→ WORK INSTRUCTION
Repeat the entries that follow from start to finish, keeping every character.

[Element data from apps and pages]
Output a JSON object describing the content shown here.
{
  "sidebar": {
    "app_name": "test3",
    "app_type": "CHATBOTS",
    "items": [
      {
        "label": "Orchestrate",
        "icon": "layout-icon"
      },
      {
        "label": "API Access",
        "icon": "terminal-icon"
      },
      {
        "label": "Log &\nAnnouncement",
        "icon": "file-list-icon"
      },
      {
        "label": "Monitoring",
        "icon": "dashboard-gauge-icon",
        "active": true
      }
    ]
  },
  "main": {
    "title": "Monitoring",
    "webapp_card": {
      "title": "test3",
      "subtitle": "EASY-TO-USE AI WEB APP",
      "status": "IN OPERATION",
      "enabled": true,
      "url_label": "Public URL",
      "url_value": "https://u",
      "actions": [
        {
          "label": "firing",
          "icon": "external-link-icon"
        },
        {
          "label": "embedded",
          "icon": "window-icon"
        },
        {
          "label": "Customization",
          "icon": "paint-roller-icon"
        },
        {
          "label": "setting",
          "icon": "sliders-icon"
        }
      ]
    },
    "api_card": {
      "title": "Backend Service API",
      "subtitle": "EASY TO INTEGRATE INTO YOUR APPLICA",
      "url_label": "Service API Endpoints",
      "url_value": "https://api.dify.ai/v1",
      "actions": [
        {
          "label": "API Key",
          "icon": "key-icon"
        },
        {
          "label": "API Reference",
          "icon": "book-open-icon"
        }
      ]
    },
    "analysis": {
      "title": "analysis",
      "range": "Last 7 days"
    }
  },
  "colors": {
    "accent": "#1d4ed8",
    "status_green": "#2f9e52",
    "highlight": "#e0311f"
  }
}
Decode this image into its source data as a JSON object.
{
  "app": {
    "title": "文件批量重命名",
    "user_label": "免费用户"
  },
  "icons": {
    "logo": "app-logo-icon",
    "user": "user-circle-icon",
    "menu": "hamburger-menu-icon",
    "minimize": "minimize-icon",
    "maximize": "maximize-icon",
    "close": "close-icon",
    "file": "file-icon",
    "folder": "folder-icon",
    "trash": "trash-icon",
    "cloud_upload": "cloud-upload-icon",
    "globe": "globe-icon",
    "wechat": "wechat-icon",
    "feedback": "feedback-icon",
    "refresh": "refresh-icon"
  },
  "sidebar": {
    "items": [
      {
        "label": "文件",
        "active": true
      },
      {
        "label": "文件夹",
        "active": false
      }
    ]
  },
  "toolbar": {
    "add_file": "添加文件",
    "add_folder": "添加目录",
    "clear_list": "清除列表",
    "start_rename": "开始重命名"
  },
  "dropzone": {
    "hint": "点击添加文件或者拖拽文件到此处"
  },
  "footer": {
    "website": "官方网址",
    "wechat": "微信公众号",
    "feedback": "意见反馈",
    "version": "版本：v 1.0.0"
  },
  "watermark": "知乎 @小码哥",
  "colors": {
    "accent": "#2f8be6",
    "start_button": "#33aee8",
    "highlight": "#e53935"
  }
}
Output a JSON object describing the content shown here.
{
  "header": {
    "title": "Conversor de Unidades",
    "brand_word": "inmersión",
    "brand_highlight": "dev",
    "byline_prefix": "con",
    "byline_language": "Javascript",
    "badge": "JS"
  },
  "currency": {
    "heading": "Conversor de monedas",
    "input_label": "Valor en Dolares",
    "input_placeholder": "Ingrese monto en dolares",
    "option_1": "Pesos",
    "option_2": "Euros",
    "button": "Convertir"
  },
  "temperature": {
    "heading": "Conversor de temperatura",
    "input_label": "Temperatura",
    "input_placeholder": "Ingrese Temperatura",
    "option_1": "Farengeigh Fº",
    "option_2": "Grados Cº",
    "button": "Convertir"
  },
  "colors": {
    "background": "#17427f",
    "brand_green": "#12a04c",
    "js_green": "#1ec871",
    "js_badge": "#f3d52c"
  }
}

→ SOLUTION FOR THIS PROBLEM
Output a JSON object describing the content shown here.
{
  "sidebar": {
    "app_name": "test3",
    "app_type": "CHATBOTS",
    "items": [
      {
        "label": "Orchestrate",
        "icon": "layout-icon"
      },
      {
        "label": "API Access",
        "icon": "terminal-icon"
      },
      {
        "label": "Log &\nAnnouncement",
        "icon": "file-list-icon"
      },
      {
        "label": "Monitoring",
        "icon": "dashboard-gauge-icon",
        "active": true
      }
    ]
  },
  "main": {
    "title": "Monitoring",
    "webapp_card": {
      "title": "test3",
      "subtitle": "EASY-TO-USE AI WEB APP",
      "status": "IN OPERATION",
      "enabled": true,
      "url_label": "Public URL",
      "url_value": "https://u",
      "actions": [
        {
          "label": "firing",
          "icon": "external-link-icon"
        },
        {
          "label": "embedded",
          "icon": "window-icon"
        },
        {
          "label": "Customization",
          "icon": "paint-roller-icon"
        },
        {
          "label": "setting",
          "icon": "sliders-icon"
        }
      ]
    },
    "api_card": {
      "title": "Backend Service API",
      "subtitle": "EASY TO INTEGRATE INTO YOUR APPLICA",
      "url_label": "Service API Endpoints",
      "url_value": "https://api.dify.ai/v1",
      "actions": [
        {
          "label": "API Key",
          "icon": "key-icon"
        },
        {
          "label": "API Reference",
          "icon": "book-open-icon"
        }
      ]
    },
    "analysis": {
      "title": "analysis",
      "range": "Last 7 days"
    }
  },
  "colors": {
    "accent": "#1d4ed8",
    "status_green": "#2f9e52",
    "highlight": "#e0311f"
  }
}
Decode this image into its source data as a JSON object.
{
  "app": {
    "title": "文件批量重命名",
    "user_label": "免费用户"
  },
  "icons": {
    "logo": "app-logo-icon",
    "user": "user-circle-icon",
    "menu": "hamburger-menu-icon",
    "minimize": "minimize-icon",
    "maximize": "maximize-icon",
    "close": "close-icon",
    "file": "file-icon",
    "folder": "folder-icon",
    "trash": "trash-icon",
    "cloud_upload": "cloud-upload-icon",
    "globe": "globe-icon",
    "wechat": "wechat-icon",
    "feedback": "feedback-icon",
    "refresh": "refresh-icon"
  },
  "sidebar": {
    "items": [
      {
        "label": "文件",
        "active": true
      },
      {
        "label": "文件夹",
        "active": false
      }
    ]
  },
  "toolbar": {
    "add_file": "添加文件",
    "add_folder": "添加目录",
    "clear_list": "清除列表",
    "start_rename": "开始重命名"
  },
  "dropzone": {
    "hint": "点击添加文件或者拖拽文件到此处"
  },
  "footer": {
    "website": "官方网址",
    "wechat": "微信公众号",
    "feedback": "意见反馈",
    "version": "版本：v 1.0.0"
  },
  "watermark": "知乎 @小码哥",
  "colors": {
    "accent": "#2f8be6",
    "start_button": "#33aee8",
    "highlight": "#e53935"
  }
}
Output a JSON object describing the content shown here.
{
  "header": {
    "title": "Conversor de Unidades",
    "brand_word": "inmersión",
    "brand_highlight": "dev",
    "byline_prefix": "con",
    "byline_language": "Javascript",
    "badge": "JS"
  },
  "currency": {
    "heading": "Conversor de monedas",
    "input_label": "Valor en Dolares",
    "input_placeholder": "Ingrese monto en dolares",
    "option_1": "Pesos",
    "option_2": "Euros",
    "button": "Convertir"
  },
  "temperature": {
    "heading": "Conversor de temperatura",
    "input_label": "Temperatura",
    "input_placeholder": "Ingrese Temperatura",
    "option_1": "Farengeigh Fº",
    "option_2": "Grados Cº",
    "button": "Convertir"
  },
  "colors": {
    "background": "#17427f",
    "brand_green": "#12a04c",
    "js_green": "#1ec871",
    "js_badge": "#f3d52c"
  }
}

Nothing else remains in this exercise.